==== Provided information

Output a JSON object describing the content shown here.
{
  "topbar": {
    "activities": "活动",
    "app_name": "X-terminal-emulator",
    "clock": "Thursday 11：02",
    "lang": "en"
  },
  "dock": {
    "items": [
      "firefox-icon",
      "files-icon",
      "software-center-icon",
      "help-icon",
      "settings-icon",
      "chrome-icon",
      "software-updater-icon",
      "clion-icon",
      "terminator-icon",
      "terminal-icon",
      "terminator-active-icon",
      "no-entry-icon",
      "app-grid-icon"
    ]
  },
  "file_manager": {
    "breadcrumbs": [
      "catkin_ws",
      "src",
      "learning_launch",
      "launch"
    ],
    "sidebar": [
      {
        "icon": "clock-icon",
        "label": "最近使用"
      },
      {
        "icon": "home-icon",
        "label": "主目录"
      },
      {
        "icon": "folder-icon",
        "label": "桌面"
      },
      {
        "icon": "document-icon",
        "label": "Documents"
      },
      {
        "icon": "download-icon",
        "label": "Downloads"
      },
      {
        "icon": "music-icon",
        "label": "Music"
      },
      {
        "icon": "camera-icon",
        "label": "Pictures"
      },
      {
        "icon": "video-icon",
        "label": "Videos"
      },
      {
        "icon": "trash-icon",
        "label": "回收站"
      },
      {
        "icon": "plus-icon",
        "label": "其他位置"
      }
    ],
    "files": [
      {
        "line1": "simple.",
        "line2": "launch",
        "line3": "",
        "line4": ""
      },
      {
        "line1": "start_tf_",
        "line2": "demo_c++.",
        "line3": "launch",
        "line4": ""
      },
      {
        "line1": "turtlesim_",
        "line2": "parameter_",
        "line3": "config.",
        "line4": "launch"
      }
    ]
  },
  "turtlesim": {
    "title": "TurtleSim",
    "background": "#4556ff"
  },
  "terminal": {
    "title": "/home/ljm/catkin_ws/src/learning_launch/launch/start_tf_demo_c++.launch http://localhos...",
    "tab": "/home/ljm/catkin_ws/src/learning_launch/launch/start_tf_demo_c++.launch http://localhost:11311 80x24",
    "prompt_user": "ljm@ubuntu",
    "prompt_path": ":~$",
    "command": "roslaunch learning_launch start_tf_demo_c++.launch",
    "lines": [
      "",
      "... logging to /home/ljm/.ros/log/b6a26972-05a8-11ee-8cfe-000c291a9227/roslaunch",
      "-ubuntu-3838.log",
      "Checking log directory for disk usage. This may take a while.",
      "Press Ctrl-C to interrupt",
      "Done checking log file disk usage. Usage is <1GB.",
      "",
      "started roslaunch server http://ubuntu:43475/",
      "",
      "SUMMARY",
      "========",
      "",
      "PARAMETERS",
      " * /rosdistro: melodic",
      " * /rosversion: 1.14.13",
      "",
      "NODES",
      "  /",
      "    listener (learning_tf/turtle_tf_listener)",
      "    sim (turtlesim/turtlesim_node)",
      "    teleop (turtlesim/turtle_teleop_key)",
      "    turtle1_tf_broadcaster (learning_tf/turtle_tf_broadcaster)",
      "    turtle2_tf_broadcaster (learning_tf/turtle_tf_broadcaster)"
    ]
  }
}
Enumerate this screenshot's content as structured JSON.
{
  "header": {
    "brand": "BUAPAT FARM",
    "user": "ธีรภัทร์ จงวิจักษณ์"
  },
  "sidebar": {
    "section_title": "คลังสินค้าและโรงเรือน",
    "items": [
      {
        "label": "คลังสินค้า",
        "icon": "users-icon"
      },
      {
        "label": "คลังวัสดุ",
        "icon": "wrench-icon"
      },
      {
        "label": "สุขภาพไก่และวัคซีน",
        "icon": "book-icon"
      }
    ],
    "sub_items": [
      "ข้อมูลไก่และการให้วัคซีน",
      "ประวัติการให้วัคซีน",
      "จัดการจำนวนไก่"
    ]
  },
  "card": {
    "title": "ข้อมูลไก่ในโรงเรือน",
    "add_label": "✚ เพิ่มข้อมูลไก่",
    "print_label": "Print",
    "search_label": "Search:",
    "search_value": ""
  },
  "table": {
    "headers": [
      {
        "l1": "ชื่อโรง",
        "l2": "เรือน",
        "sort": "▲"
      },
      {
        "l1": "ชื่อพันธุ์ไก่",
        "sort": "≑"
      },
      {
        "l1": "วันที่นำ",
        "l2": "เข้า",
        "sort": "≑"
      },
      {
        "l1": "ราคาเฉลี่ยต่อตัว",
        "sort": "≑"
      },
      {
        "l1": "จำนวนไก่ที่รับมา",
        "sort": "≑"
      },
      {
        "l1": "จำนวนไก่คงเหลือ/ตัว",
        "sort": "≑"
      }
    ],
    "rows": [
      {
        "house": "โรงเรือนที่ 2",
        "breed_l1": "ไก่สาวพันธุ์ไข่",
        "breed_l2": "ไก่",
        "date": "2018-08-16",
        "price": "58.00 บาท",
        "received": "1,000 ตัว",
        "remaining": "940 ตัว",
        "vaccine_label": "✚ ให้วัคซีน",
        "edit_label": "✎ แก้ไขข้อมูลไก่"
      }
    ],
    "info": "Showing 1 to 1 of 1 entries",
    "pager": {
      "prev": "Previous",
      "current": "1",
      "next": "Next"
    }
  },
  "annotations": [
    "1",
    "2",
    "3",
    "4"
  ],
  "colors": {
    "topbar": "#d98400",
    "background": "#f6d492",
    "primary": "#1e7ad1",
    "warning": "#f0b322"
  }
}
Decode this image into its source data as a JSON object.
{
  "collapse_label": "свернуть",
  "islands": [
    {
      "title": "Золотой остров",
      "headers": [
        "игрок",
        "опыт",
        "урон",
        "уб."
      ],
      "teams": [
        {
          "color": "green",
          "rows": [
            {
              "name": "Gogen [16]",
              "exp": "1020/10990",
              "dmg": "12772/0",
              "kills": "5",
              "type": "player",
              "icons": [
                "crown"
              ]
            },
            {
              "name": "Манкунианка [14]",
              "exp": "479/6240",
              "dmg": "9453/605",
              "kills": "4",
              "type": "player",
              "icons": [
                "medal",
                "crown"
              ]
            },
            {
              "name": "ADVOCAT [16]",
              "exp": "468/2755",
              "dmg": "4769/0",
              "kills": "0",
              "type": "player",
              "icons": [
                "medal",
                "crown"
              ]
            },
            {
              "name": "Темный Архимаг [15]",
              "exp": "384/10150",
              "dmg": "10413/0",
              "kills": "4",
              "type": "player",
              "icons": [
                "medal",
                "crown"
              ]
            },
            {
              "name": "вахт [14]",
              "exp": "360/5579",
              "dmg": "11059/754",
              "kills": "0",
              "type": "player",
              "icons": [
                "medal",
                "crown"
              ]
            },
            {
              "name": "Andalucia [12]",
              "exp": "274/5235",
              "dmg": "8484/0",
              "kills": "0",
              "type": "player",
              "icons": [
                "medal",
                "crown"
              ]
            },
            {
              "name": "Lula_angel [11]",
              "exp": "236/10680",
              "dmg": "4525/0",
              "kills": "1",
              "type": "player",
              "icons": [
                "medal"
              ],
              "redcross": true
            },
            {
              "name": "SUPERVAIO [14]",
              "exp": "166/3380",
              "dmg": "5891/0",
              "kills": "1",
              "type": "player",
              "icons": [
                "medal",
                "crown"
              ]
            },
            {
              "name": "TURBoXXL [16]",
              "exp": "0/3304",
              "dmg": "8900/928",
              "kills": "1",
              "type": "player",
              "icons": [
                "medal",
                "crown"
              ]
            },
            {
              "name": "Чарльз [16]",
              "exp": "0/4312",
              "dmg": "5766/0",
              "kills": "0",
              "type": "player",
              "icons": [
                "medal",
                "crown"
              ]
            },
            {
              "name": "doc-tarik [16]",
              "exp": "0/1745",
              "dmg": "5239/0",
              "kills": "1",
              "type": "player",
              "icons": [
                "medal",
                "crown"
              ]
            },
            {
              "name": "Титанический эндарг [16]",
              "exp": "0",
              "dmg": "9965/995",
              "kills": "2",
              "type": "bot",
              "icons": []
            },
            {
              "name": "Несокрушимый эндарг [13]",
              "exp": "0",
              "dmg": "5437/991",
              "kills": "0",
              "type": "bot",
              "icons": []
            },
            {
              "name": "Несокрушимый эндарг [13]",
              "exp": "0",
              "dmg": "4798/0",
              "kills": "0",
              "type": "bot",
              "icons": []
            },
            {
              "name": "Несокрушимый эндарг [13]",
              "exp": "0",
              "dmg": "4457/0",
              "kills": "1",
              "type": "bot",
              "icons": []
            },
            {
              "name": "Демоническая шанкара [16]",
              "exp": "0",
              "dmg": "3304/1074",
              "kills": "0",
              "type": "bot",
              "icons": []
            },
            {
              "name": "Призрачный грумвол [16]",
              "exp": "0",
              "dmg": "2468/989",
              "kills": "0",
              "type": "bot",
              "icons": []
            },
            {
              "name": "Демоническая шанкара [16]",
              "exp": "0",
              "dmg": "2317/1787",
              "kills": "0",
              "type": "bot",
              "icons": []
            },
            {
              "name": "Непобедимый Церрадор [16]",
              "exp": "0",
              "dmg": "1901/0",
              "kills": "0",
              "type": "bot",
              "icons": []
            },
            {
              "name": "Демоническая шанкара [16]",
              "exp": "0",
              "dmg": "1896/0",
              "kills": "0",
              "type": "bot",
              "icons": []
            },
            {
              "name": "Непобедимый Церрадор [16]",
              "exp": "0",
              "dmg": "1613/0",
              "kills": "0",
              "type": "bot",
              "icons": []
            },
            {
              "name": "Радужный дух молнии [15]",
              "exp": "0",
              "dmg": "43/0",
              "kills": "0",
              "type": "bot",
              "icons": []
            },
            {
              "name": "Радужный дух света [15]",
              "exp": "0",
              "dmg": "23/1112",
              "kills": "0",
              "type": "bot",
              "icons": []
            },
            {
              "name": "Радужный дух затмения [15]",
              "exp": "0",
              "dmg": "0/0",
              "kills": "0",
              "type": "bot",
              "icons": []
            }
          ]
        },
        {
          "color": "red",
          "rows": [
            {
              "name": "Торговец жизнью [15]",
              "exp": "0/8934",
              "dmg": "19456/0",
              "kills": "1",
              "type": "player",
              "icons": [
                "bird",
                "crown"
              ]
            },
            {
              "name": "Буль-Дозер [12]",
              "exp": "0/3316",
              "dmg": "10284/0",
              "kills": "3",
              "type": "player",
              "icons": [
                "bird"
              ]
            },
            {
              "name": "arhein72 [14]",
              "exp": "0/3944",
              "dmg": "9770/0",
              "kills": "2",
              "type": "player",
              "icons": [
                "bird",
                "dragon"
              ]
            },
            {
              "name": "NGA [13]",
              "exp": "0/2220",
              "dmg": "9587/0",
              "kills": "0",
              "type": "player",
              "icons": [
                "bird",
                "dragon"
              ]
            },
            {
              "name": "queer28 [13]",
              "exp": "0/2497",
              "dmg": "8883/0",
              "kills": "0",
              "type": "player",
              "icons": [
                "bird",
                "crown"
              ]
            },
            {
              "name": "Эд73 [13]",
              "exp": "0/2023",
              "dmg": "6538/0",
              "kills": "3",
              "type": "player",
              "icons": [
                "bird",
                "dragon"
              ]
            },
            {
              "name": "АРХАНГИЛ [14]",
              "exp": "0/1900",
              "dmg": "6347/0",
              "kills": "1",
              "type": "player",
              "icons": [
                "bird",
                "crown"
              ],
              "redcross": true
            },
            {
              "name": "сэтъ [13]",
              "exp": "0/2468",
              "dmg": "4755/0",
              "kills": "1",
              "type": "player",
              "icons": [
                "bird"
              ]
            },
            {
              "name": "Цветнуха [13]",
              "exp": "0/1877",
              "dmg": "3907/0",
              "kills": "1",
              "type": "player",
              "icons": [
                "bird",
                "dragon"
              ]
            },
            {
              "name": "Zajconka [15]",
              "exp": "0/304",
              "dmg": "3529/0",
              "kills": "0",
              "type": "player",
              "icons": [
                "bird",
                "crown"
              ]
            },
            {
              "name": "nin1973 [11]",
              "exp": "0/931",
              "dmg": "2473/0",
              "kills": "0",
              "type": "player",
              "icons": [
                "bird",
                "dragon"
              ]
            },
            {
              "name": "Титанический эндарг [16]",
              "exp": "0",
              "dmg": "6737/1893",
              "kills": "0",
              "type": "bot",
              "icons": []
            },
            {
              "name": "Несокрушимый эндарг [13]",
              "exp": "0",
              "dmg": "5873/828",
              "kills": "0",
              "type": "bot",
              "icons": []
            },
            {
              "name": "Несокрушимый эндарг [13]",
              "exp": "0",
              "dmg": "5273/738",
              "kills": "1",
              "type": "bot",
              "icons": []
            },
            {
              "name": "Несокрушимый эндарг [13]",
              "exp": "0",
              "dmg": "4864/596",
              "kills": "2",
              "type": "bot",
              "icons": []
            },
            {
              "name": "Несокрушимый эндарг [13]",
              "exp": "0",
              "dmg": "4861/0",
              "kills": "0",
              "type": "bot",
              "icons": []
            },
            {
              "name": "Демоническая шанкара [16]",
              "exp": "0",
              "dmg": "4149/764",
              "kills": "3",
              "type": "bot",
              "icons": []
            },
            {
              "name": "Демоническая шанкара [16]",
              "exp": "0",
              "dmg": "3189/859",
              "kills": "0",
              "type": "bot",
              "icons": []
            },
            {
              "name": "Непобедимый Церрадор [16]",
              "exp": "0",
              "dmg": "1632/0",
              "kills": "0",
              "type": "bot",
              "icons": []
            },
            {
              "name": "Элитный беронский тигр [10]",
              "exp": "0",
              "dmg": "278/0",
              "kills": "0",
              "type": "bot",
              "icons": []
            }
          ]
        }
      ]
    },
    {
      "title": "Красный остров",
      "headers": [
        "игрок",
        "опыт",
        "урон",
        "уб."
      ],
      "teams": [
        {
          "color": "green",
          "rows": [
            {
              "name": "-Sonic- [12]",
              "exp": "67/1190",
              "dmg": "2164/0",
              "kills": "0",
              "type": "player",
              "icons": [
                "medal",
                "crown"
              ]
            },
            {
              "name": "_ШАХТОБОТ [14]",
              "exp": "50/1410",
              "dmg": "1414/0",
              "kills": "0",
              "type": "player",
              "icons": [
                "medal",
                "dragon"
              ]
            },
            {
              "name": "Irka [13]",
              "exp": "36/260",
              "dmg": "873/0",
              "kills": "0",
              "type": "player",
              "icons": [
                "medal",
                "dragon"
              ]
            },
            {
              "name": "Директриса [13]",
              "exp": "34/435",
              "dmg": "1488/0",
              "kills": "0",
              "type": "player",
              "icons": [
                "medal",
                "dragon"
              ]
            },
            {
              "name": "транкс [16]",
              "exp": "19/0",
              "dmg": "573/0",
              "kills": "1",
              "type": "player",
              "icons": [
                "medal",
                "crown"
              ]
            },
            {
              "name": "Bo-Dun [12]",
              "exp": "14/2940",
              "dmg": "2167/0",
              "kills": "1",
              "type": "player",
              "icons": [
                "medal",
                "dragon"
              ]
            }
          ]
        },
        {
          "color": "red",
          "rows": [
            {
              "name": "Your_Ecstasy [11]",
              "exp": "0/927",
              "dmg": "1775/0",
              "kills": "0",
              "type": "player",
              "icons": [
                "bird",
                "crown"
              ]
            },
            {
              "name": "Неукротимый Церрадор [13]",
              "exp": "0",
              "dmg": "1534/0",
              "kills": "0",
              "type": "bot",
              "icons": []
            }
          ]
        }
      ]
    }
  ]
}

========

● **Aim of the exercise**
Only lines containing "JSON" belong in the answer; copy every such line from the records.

● **Answer box**
Output a JSON object describing the content shown here.
Enumerate this screenshot's content as structured JSON.
Decode this image into its source data as a JSON object.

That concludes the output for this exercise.